### A general principle for the construction of points of the intersection of two cones

A general principle for the construction of points of the intersection of two surfaces uses the method of cutting planes. We choose a system of planes and look at the intersections of these planes with the surfaces. Take a plane from this system. This plane intersects each surface at a plane curve and two such plane curves intersect at the points which lie on both surfaces. These points are points of the intersection curve that lie in the chosen plane.

We choose the system of the planes so that the intersections with the surfaces are as simple as can be to enable us to construct many points of the intersection curve.
The constructions are done with ruler and compass, so the most favorable plane intersections are straight lines and circles.

 To construct the points of the intersection of two cones we choose a system of cutting planes that intersect both cones along their generatrices. A plane through the vertex of a cone intersects that cone in two generatrices. Therefore, the system of planes that intersect both cones in their generatrices is a pencil of planes that contain the line through both vertices of the cones. Every plane of that pencil intersects each of the two cones in two generatrices. These generatrices intersect in 6 points. Four points which are intersections of these four lines, different from the vertices of the surfaces, are points on the curve of intersection. right-click $$\rightarrow$$ PLAY
 The construction of the intersection curve is detemination of all real points of that curve. The cutting plane can intersect a cone in two real and different generatrices, in one generatrix when the plane is a tangent plane and in two imaginary generatices. If a cutting plane intersects both cones in one real generatrix, this plane is a common tangent plane and the intersection of these two generatrices is a double point of the intersection curve (as is shown in the figure). ### Examples of the intersection of two cones

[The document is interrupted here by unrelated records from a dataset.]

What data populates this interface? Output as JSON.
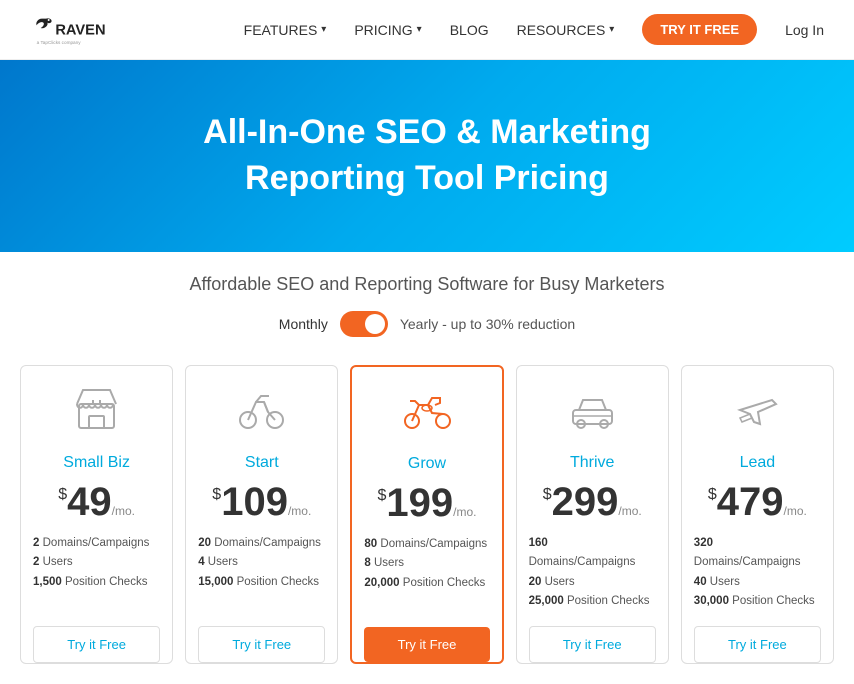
{
  "nav": {
    "logo_alt": "Raven",
    "tagline": "a TapClicks company",
    "links": [
      {
        "label": "FEATURES",
        "hasArrow": true
      },
      {
        "label": "PRICING",
        "hasArrow": true
      },
      {
        "label": "BLOG",
        "hasArrow": false
      },
      {
        "label": "RESOURCES",
        "hasArrow": true
      }
    ],
    "cta": "TRY IT FREE",
    "login": "Log In"
  },
  "hero": {
    "title_line1": "All-In-One SEO & Marketing",
    "title_line2": "Reporting Tool Pricing"
  },
  "subtitle": "Affordable SEO and Reporting Software for Busy Marketers",
  "toggle": {
    "monthly_label": "Monthly",
    "yearly_label": "Yearly - up to 30% reduction"
  },
  "plans": [
    {
      "id": "small-biz",
      "name": "Small Biz",
      "icon_type": "store",
      "dollar": "$",
      "price": "49",
      "period": "/mo.",
      "domains": "2",
      "users": "2",
      "position_checks": "1,500",
      "cta": "Try it Free",
      "featured": false
    },
    {
      "id": "start",
      "name": "Start",
      "icon_type": "bike",
      "dollar": "$",
      "price": "109",
      "period": "/mo.",
      "domains": "20",
      "users": "4",
      "position_checks": "15,000",
      "cta": "Try it Free",
      "featured": false
    },
    {
      "id": "grow",
      "name": "Grow",
      "icon_type": "moto",
      "dollar": "$",
      "price": "199",
      "period": "/mo.",
      "domains": "80",
      "users": "8",
      "position_checks": "20,000",
      "cta": "Try it Free",
      "featured": true
    },
    {
      "id": "thrive",
      "name": "Thrive",
      "icon_type": "car",
      "dollar": "$",
      "price": "299",
      "period": "/mo.",
      "domains": "160",
      "users": "20",
      "position_checks": "25,000",
      "cta": "Try it Free",
      "featured": false
    },
    {
      "id": "lead",
      "name": "Lead",
      "icon_type": "plane",
      "dollar": "$",
      "price": "479",
      "period": "/mo.",
      "domains": "320",
      "users": "40",
      "position_checks": "30,000",
      "cta": "Try it Free",
      "featured": false
    }
  ]
}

#### Proper curves of the 4th order

 If one cone passes only partially through the other cone and on both cones exist generatrices that do not intersect the other cone in real points, then the intersection curve is one-branch. This kind of intersection curve is called partial intersection. If one cone passes completely through the other cone and all generatrices of that cone intersect the other cone in two real points, then the intersection curve is two-branch. This kind of intersection curve is called complete intersection. PARTIAL INTERSECTION - a one-branch curve COMPLETE INTERSECTION - a two-branch curve

Two cases when the intersection curve has a double point:

 When two cones have a common tangent plane in a common regular point, that point is a double point of the intersection curve. If one cone passes through a double point of the other cone, its vertex, that point is a double point of the intersection curve. an intersection curve with a DOUBLE POINT In this double point the cones have the same tangent plane. an intersection curve with a DOUBLE POINT Double point is a vertex of one of the cones.

#### Degenerated curves of the 4th order

 The case of total degeneration into 4 lines appears when two cones have the same vertex. In that case, the two cones have 4 common generatrices that pass through the common vertex and through the four intersections of the base curves of the cones. These four intersections can be real and different, real and coincide or pairs of conjugate imaginary points and their type determines the type of generatrices. Every two cones with a common vertex intersect at four lines that pass through the vertex. The intersection curve of two cones can never degenerate into two different lines and a conic because in that case the intersection point of the two lines would be the vertex of the cones. As we have seen, if the cones have a common vertex, their intersection curve degenerates into 4 lines. However, if the two cones have a common generatrix and a common tangent plane along that generatrix, then this generatrix is a line counted twice that appears in the degeneration of the intersection curve, together with a conic. When two cones have different vertices but one common generatrix with a common tangent plane along that generatrix, then the intersection curve degenerates into a double line and a conic. four lines a double line and a conic

 If two cones have one common generatrix but different vertices and different tangent planes along that common generatrix, then their intersection curve degenerates into a line and a curve of the 3rd order. If two cones have two common tangent planes but different vertices and do not have a common generatrix, then their intersection curve degenerates into two conics. If the cones are cones of revolution, this kind of degeneration of the intersection curve appears only if their axes are intersecting lines. a line and a curve of the 3rd order two conics

Created by Sonja Gorjanc, translated by Helena Halas and Iva Kodrnja - 3DGeomTeh - Developing project of the University of Zagreb